▶ DATA SUPPLIED
════════
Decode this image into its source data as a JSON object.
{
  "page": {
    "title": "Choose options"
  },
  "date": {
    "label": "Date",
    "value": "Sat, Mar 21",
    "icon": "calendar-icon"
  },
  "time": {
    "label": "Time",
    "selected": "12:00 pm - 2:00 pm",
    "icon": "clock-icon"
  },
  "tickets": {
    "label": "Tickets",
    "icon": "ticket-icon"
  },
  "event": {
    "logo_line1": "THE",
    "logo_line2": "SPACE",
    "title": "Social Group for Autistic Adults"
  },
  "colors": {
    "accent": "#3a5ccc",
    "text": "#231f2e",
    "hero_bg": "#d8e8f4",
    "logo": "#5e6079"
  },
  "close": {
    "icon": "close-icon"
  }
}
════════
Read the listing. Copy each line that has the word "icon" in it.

▶ WRITTEN SOLUTION
    "icon": "calendar-icon"
    "icon": "clock-icon"
    "icon": "ticket-icon"
    "icon": "close-icon"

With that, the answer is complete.